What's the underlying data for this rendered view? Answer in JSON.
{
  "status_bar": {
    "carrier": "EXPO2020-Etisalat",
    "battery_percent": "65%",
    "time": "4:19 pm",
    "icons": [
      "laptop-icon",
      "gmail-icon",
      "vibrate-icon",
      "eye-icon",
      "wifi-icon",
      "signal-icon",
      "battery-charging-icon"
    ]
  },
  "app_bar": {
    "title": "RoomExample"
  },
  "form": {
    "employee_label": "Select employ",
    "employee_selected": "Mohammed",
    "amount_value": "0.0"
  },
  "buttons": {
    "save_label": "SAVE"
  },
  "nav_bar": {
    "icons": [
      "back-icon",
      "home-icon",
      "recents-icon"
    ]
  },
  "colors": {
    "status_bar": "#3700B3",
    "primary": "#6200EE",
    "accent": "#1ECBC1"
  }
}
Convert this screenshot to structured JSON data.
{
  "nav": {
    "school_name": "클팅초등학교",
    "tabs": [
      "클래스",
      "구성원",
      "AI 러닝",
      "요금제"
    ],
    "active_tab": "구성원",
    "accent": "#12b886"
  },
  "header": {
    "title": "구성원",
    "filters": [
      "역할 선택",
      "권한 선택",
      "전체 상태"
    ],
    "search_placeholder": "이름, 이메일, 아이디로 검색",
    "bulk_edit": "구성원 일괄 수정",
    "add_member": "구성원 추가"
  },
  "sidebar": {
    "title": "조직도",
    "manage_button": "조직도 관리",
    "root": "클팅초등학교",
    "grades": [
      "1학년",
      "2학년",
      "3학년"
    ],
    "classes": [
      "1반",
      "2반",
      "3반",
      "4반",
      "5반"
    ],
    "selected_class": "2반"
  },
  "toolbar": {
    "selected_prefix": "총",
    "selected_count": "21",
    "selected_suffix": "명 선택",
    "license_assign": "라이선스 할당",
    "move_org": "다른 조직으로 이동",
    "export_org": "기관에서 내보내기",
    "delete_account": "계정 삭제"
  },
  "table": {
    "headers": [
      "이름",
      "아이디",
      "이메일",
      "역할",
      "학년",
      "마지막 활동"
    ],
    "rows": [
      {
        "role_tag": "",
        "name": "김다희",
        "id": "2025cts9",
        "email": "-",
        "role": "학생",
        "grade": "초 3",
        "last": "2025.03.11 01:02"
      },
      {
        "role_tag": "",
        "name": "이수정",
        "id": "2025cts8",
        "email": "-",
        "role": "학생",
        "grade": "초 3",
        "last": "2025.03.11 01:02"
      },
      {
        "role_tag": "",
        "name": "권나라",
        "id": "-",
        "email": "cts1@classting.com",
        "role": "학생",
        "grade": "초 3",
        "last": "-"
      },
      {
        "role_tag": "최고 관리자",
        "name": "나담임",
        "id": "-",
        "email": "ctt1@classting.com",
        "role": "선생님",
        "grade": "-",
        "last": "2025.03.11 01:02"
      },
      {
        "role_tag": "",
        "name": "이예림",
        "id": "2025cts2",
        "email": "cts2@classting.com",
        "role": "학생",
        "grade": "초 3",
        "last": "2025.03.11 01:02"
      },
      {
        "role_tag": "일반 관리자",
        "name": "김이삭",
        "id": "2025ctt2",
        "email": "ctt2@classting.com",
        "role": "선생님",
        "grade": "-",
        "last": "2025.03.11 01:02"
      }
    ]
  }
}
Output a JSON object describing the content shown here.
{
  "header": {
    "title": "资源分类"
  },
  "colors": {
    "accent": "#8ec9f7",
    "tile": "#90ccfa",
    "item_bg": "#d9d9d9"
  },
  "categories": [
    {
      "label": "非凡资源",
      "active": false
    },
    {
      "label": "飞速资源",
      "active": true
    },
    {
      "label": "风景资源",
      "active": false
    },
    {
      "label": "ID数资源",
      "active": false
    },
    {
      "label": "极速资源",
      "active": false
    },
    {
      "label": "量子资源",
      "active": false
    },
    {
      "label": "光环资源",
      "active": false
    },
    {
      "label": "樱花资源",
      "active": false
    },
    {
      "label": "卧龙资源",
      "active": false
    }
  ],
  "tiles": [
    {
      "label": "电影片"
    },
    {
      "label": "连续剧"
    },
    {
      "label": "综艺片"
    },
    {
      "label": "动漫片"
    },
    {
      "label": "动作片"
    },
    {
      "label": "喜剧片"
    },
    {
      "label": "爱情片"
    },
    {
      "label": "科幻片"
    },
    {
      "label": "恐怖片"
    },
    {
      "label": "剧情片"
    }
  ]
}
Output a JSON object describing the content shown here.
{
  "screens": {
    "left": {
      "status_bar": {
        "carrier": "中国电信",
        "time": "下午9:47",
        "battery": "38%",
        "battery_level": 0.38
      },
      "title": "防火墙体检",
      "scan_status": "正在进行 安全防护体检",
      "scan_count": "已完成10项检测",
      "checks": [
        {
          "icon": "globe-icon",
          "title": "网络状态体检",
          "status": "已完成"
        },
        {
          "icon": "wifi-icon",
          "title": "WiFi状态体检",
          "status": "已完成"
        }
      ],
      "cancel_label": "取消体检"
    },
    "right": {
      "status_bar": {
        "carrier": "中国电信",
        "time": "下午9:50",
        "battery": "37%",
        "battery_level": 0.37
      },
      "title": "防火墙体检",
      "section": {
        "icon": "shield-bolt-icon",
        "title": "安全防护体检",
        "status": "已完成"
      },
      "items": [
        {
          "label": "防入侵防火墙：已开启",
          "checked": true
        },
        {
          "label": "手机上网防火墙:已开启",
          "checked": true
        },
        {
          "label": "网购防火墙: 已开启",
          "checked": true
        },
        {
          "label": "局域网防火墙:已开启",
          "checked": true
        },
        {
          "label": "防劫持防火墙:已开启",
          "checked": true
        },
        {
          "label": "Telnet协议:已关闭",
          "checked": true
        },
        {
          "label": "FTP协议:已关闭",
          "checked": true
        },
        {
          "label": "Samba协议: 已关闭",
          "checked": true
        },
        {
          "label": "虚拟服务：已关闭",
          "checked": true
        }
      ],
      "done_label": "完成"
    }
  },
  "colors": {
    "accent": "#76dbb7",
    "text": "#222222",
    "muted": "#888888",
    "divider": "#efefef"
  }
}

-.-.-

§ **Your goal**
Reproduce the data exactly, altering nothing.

§ **Result for this exercise**
What's the underlying data for this rendered view? Answer in JSON.
{
  "status_bar": {
    "carrier": "EXPO2020-Etisalat",
    "battery_percent": "65%",
    "time": "4:19 pm",
    "icons": [
      "laptop-icon",
      "gmail-icon",
      "vibrate-icon",
      "eye-icon",
      "wifi-icon",
      "signal-icon",
      "battery-charging-icon"
    ]
  },
  "app_bar": {
    "title": "RoomExample"
  },
  "form": {
    "employee_label": "Select employ",
    "employee_selected": "Mohammed",
    "amount_value": "0.0"
  },
  "buttons": {
    "save_label": "SAVE"
  },
  "nav_bar": {
    "icons": [
      "back-icon",
      "home-icon",
      "recents-icon"
    ]
  },
  "colors": {
    "status_bar": "#3700B3",
    "primary": "#6200EE",
    "accent": "#1ECBC1"
  }
}
Convert this screenshot to structured JSON data.
{
  "nav": {
    "school_name": "클팅초등학교",
    "tabs": [
      "클래스",
      "구성원",
      "AI 러닝",
      "요금제"
    ],
    "active_tab": "구성원",
    "accent": "#12b886"
  },
  "header": {
    "title": "구성원",
    "filters": [
      "역할 선택",
      "권한 선택",
      "전체 상태"
    ],
    "search_placeholder": "이름, 이메일, 아이디로 검색",
    "bulk_edit": "구성원 일괄 수정",
    "add_member": "구성원 추가"
  },
  "sidebar": {
    "title": "조직도",
    "manage_button": "조직도 관리",
    "root": "클팅초등학교",
    "grades": [
      "1학년",
      "2학년",
      "3학년"
    ],
    "classes": [
      "1반",
      "2반",
      "3반",
      "4반",
      "5반"
    ],
    "selected_class": "2반"
  },
  "toolbar": {
    "selected_prefix": "총",
    "selected_count": "21",
    "selected_suffix": "명 선택",
    "license_assign": "라이선스 할당",
    "move_org": "다른 조직으로 이동",
    "export_org": "기관에서 내보내기",
    "delete_account": "계정 삭제"
  },
  "table": {
    "headers": [
      "이름",
      "아이디",
      "이메일",
      "역할",
      "학년",
      "마지막 활동"
    ],
    "rows": [
      {
        "role_tag": "",
        "name": "김다희",
        "id": "2025cts9",
        "email": "-",
        "role": "학생",
        "grade": "초 3",
        "last": "2025.03.11 01:02"
      },
      {
        "role_tag": "",
        "name": "이수정",
        "id": "2025cts8",
        "email": "-",
        "role": "학생",
        "grade": "초 3",
        "last": "2025.03.11 01:02"
      },
      {
        "role_tag": "",
        "name": "권나라",
        "id": "-",
        "email": "cts1@classting.com",
        "role": "학생",
        "grade": "초 3",
        "last": "-"
      },
      {
        "role_tag": "최고 관리자",
        "name": "나담임",
        "id": "-",
        "email": "ctt1@classting.com",
        "role": "선생님",
        "grade": "-",
        "last": "2025.03.11 01:02"
      },
      {
        "role_tag": "",
        "name": "이예림",
        "id": "2025cts2",
        "email": "cts2@classting.com",
        "role": "학생",
        "grade": "초 3",
        "last": "2025.03.11 01:02"
      },
      {
        "role_tag": "일반 관리자",
        "name": "김이삭",
        "id": "2025ctt2",
        "email": "ctt2@classting.com",
        "role": "선생님",
        "grade": "-",
        "last": "2025.03.11 01:02"
      }
    ]
  }
}
Output a JSON object describing the content shown here.
{
  "header": {
    "title": "资源分类"
  },
  "colors": {
    "accent": "#8ec9f7",
    "tile": "#90ccfa",
    "item_bg": "#d9d9d9"
  },
  "categories": [
    {
      "label": "非凡资源",
      "active": false
    },
    {
      "label": "飞速资源",
      "active": true
    },
    {
      "label": "风景资源",
      "active": false
    },
    {
      "label": "ID数资源",
      "active": false
    },
    {
      "label": "极速资源",
      "active": false
    },
    {
      "label": "量子资源",
      "active": false
    },
    {
      "label": "光环资源",
      "active": false
    },
    {
      "label": "樱花资源",
      "active": false
    },
    {
      "label": "卧龙资源",
      "active": false
    }
  ],
  "tiles": [
    {
      "label": "电影片"
    },
    {
      "label": "连续剧"
    },
    {
      "label": "综艺片"
    },
    {
      "label": "动漫片"
    },
    {
      "label": "动作片"
    },
    {
      "label": "喜剧片"
    },
    {
      "label": "爱情片"
    },
    {
      "label": "科幻片"
    },
    {
      "label": "恐怖片"
    },
    {
      "label": "剧情片"
    }
  ]
}
Output a JSON object describing the content shown here.
{
  "screens": {
    "left": {
      "status_bar": {
        "carrier": "中国电信",
        "time": "下午9:47",
        "battery": "38%",
        "battery_level": 0.38
      },
      "title": "防火墙体检",
      "scan_status": "正在进行 安全防护体检",
      "scan_count": "已完成10项检测",
      "checks": [
        {
          "icon": "globe-icon",
          "title": "网络状态体检",
          "status": "已完成"
        },
        {
          "icon": "wifi-icon",
          "title": "WiFi状态体检",
          "status": "已完成"
        }
      ],
      "cancel_label": "取消体检"
    },
    "right": {
      "status_bar": {
        "carrier": "中国电信",
        "time": "下午9:50",
        "battery": "37%",
        "battery_level": 0.37
      },
      "title": "防火墙体检",
      "section": {
        "icon": "shield-bolt-icon",
        "title": "安全防护体检",
        "status": "已完成"
      },
      "items": [
        {
          "label": "防入侵防火墙：已开启",
          "checked": true
        },
        {
          "label": "手机上网防火墙:已开启",
          "checked": true
        },
        {
          "label": "网购防火墙: 已开启",
          "checked": true
        },
        {
          "label": "局域网防火墙:已开启",
          "checked": true
        },
        {
          "label": "防劫持防火墙:已开启",
          "checked": true
        },
        {
          "label": "Telnet协议:已关闭",
          "checked": true
        },
        {
          "label": "FTP协议:已关闭",
          "checked": true
        },
        {
          "label": "Samba协议: 已关闭",
          "checked": true
        },
        {
          "label": "虚拟服务：已关闭",
          "checked": true
        }
      ],
      "done_label": "完成"
    }
  },
  "colors": {
    "accent": "#76dbb7",
    "text": "#222222",
    "muted": "#888888",
    "divider": "#efefef"
  }
}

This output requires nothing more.